Yahoo’s Marissa Mayer also joins the top 10 following her move there from Google. Her appearance also highlights a quirk in this year’s list which has more CEOs than companies: Yahoo had three CEOs last year (Mayer is still there) and there were two apiece at Sirius XM (James Meyer replaced Mel Karmazin) and Cinemark (Tim Warner is now in charge). Also, remember that this list just includes corporate CEOs, not division chiefs or board chairs. I’ll be back soon with a list of the highest-paid media execs. The numbers on the right are the amount in millions of dollars for the total compensation as reported by each company.
Here’s our list of 2012′s highest-paid media CEOs: Read More »
New BBC Chief Says “Best Days Lie Ahead”
Today was the first day on the job for the BBC’s new director general, Tony Hall. The broadcaster’s former head of news returned to the Beeb after more than a decade as CEO of the Royal Opera House. The organization he confronted today is in far different shape than it was when he left. After going into crisis mode last October when the Jimmy Savile sex abuse scandal broke open, the BBC was rocked by the mishandling of a Newsnight report that mistakenly identified a senior politician as an alleged pedophile. Those events led to the resignation of former director general George Entwistle after only 54 days on the job. Mark Thompson, Entwistle’s predecessor, left in September to become CEO of The New York Times Company and under his watch austerity measures were put in place after the license fee that was frozen until 2017. Two major unions went out on strike at the BBC last Thursday in protest over what was referred to as “a modern-day BBC sweatshop” along with bullying claims at the company. Hall made a handful of appointments prior to starting at the BBC, but has yet to name a head of news or head of television. In an email to staff today, he said, “With imagination and hard work, the BBC’s best days lie ahead of us.” Read More »
The BBC this morning published 3,000 pages of interviews and correspondence related to the Jimmy Savile sex abuse scandal and the 2011 shelving of a Newsnight program that would have revealed the late host’s alleged crimes.
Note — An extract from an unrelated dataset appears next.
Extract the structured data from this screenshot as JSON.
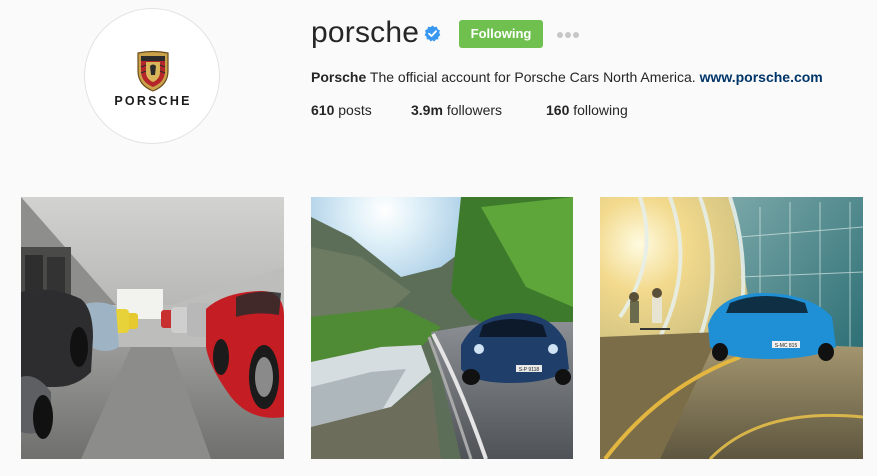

The documents include few earthshattering revelations, but are laced with internal criticisms and email chains that provide a window onto the workings of the venerable broadcaster whose armor has been severely dinged in the past several months as a result of the combined crises. (Read the full report here.)
The documents, provided by the Pollard Inquiry into the handling of the Newsnight affair, include testimony from key witnesses like Newsnight anchor Jeremy Paxman, whose evidence has been the focus of much scrutiny given its criticisms of management. He told interviewers that the Pollard Inquiry was being conducted in a “ridiculous fashion” and called the BBC’s behavior regarding the Newsnight report “contemptible.” He further said he’d been surprised by then-editor Peter Rippon’s response when Paxman wanted to pursue the Savile investigation after learning that rival ITV was about to air its own exposé. According to Paxman, Rippon said “I just can’t do this.” Paxman contends the use of the word ‘can’t’ was “very, very unusual… and I didn’t say, ‘What do you mean ‘can’t'? Someone has told you that you can’t, or you physically can’t face it?’” Paxman says he now believes it was a mixture of both. (The BBC said yesterday that Rippon would take over a newly-created post as editor of the BBC online archive). Paxman added that Savile’s behavior was “common gossip” around the corporation, although much of his testimony has been redacted. The BBC said today that 3% of the overall information has been blacked out “for a very limited number of legal reasons.” Read More »